A New York agency has found that a lump-sum settlement payment from a nonqualified deferred compensation plan by a New York employer to a former employee that is not a New York resident is not subject to New York state income taxes.
The decision interprets 4 USC 114(a), which prohibits states from taxing “retirement income” paid to non-residents, even if the compensation is paid by a resident employer or was earned while the payee was a resident. The statute defines “retirement income” as including payments under a nonqualified deferred compensation plan, if the payments are made periodically for life or at least ten years.

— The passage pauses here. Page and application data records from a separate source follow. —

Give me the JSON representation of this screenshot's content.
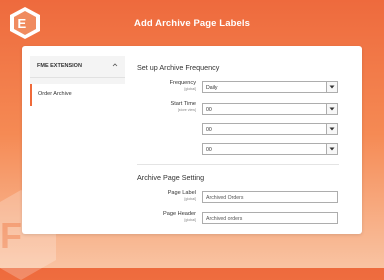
{
  "header": {
    "title": "Add Archive Page Labels",
    "logo_icon": "fme-logo-icon"
  },
  "sidebar": {
    "section_label": "FME EXTENSION",
    "items": [
      {
        "label": "Order Archive",
        "active": true
      }
    ]
  },
  "frequency_section": {
    "title": "Set up Archive Frequency",
    "frequency": {
      "label": "Frequency",
      "scope": "[global]",
      "value": "Daily"
    },
    "start_time": {
      "label": "Start Time",
      "scope": "[store view]",
      "hour": "00",
      "minute": "00",
      "second": "00"
    }
  },
  "page_section": {
    "title": "Archive Page Setting",
    "page_label": {
      "label": "Page Label",
      "scope": "[global]",
      "value": "Archived Orders"
    },
    "page_header": {
      "label": "Page Header",
      "scope": "[global]",
      "value": "Archived orders"
    }
  },
  "colors": {
    "brand": "#ee6a3d",
    "active_border": "#ef6a3a"
  }
}
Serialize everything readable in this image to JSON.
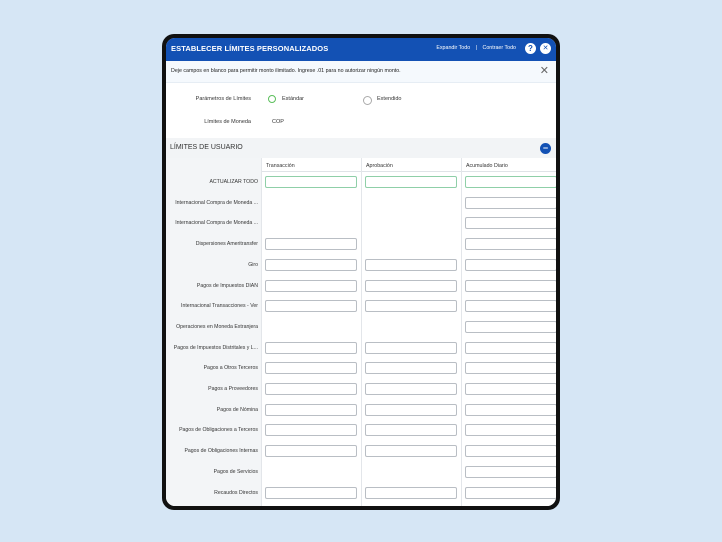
{
  "header": {
    "title": "ESTABLECER LÍMITES PERSONALIZADOS",
    "expand_label": "Expandir Todo",
    "separator": "|",
    "collapse_label": "Contraer Todo",
    "help_glyph": "?",
    "close_glyph": "✕"
  },
  "notice": {
    "text": "Deje campos en blanco para permitir monto ilimitado. Ingrese .01 para no autorizar ningún monto.",
    "close_glyph": "✕"
  },
  "params": {
    "limit_params_label": "Parámetros de Límites",
    "options": [
      {
        "label": "Estándar",
        "selected": true
      },
      {
        "label": "Extendido",
        "selected": false
      }
    ],
    "currency_label": "Límites de Moneda",
    "currency_value": "COP"
  },
  "section": {
    "title": "LÍMITES DE USUARIO",
    "toggle_glyph": "−"
  },
  "table": {
    "columns": [
      "Transacción",
      "Aprobación",
      "Acumulado Diario"
    ],
    "rows": [
      {
        "label": "ACTUALIZAR TODO",
        "fields": [
          true,
          true,
          true
        ]
      },
      {
        "label": "Internacional Compra de Moneda ...",
        "fields": [
          false,
          false,
          true
        ]
      },
      {
        "label": "Internacional Compra de Moneda ...",
        "fields": [
          false,
          false,
          true
        ]
      },
      {
        "label": "Dispersiones Ameritransfer",
        "fields": [
          true,
          false,
          true
        ]
      },
      {
        "label": "Giro",
        "fields": [
          true,
          true,
          true
        ]
      },
      {
        "label": "Pagos de Impuestos DIAN",
        "fields": [
          true,
          true,
          true
        ]
      },
      {
        "label": "Internacional Transacciones - Ver",
        "fields": [
          true,
          true,
          true
        ]
      },
      {
        "label": "Operaciones en Moneda Extranjera",
        "fields": [
          false,
          false,
          true
        ]
      },
      {
        "label": "Pagos de Impuestos Distritales y L...",
        "fields": [
          true,
          true,
          true
        ]
      },
      {
        "label": "Pagos a Otros Terceros",
        "fields": [
          true,
          true,
          true
        ]
      },
      {
        "label": "Pagos a Proveedores",
        "fields": [
          true,
          true,
          true
        ]
      },
      {
        "label": "Pagos de Nómina",
        "fields": [
          true,
          true,
          true
        ]
      },
      {
        "label": "Pagos de Obligaciones a Terceros",
        "fields": [
          true,
          true,
          true
        ]
      },
      {
        "label": "Pagos de Obligaciones Internas",
        "fields": [
          true,
          true,
          true
        ]
      },
      {
        "label": "Pagos de Servicios",
        "fields": [
          false,
          false,
          true
        ]
      },
      {
        "label": "Recaudos Directos",
        "fields": [
          true,
          true,
          true
        ]
      }
    ]
  },
  "colors": {
    "header_blue": "#1351b4",
    "radio_selected": "#5cbf5c",
    "highlight_input_border": "#8fcfa8"
  }
}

In the case at hand, the employee, who was not a NY resident, had commenced receiving periodic payments from two nonqualified deferred compensation plans of his former NY employer, before the employer had gone bankrupt. As part of the bankruptcy settlement, the employee’s payments were commuted to a lump sum. The NY agency held that the lump sum payment still qualified as “retirement income” for purposes of the rule in 4 USC 114(a), in spite of the fact it was not a periodic payment. It’s unclear if the agency would have reached the same result if the lump sum had been been the original form of payment, instead of resulting from the bankruptcy.

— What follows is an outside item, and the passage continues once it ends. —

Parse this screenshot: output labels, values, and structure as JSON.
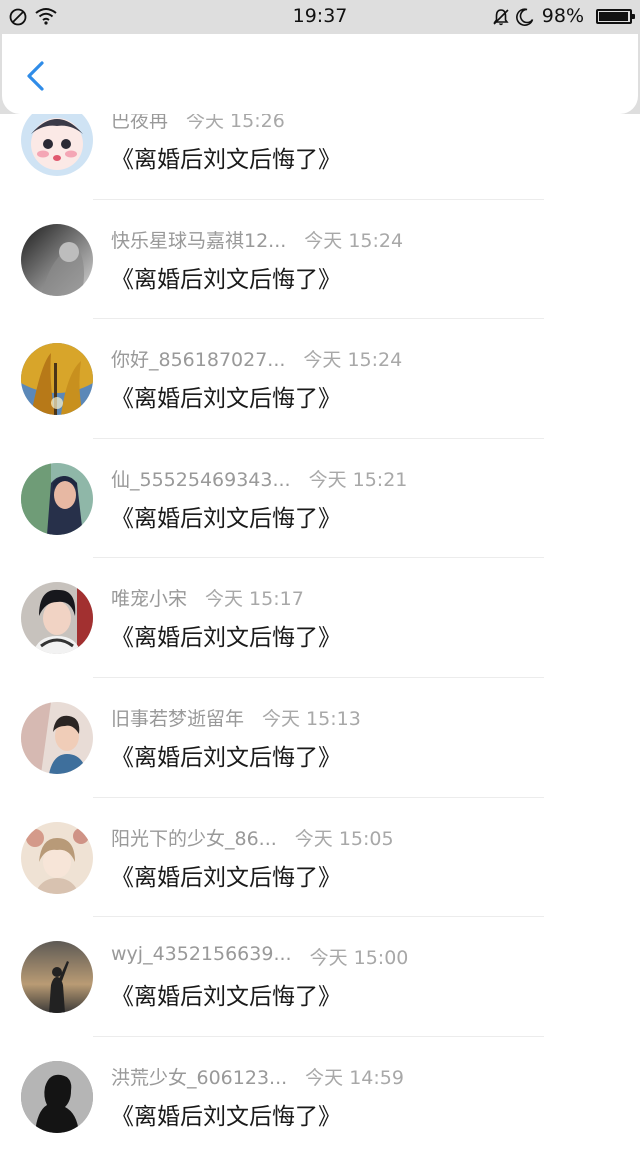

Although the facts are limited, employers should keep in mind the rule in 4 USC 114(a) when paying out periodic nonqualified deferred compensation payments to nonresidents, so that appropriate state taxes are withheld.